Jasper Philipsen.

Will UAE work for him or Consonni? In more of a pure sprint like this I would say that it is the Belgian who is faster and we’ve already seen glimpses of that at the Tour Down Under where he took his stage win. Consonni obviously did some great lead-outs for Gaviria over in San Juan so he will hope to continue that here but he is a more than able replacement if going for the sprint himself. Although put it this way, I could see Philipsen sneaking a win against this field tomorrow but not Consonni.

Others to look out for who might nab a top 10 spot include Debuscherre, Dupont and Boasson Hagen.


I feel like a little bit of an upset so I’ll go for Christophe Laporte to keep piling the pressure on Bouhanni by taking a surprise win here.
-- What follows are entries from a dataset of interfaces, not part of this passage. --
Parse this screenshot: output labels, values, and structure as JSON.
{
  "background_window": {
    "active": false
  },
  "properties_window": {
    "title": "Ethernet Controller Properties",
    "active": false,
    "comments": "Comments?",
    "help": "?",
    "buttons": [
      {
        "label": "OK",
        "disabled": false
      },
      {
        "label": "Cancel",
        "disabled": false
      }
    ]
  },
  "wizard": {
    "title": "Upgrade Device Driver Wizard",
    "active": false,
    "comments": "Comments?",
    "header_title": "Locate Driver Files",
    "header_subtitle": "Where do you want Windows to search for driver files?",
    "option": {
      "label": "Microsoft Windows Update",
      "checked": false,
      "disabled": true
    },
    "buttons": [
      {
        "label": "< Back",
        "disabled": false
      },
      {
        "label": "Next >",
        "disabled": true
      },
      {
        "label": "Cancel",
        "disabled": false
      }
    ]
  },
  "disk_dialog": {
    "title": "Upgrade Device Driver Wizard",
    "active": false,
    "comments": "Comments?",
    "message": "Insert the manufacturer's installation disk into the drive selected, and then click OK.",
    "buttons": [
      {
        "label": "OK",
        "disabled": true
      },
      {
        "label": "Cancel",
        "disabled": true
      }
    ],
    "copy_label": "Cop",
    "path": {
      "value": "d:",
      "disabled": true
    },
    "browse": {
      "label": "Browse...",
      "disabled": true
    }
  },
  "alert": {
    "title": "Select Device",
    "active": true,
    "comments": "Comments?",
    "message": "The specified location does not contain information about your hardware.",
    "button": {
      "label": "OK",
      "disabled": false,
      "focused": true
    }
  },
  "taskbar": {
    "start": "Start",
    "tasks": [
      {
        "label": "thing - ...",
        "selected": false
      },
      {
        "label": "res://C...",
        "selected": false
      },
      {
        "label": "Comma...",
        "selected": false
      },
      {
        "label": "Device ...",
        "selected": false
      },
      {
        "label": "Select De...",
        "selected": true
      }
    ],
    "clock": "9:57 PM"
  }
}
Or Groenewegen wins comfortably.


Odds are up with Betway but I don’t really fancy anything there.

Thanks as always for reading, who do you think will win tomorrow? Anyway

Those were My Two Spokes Worth.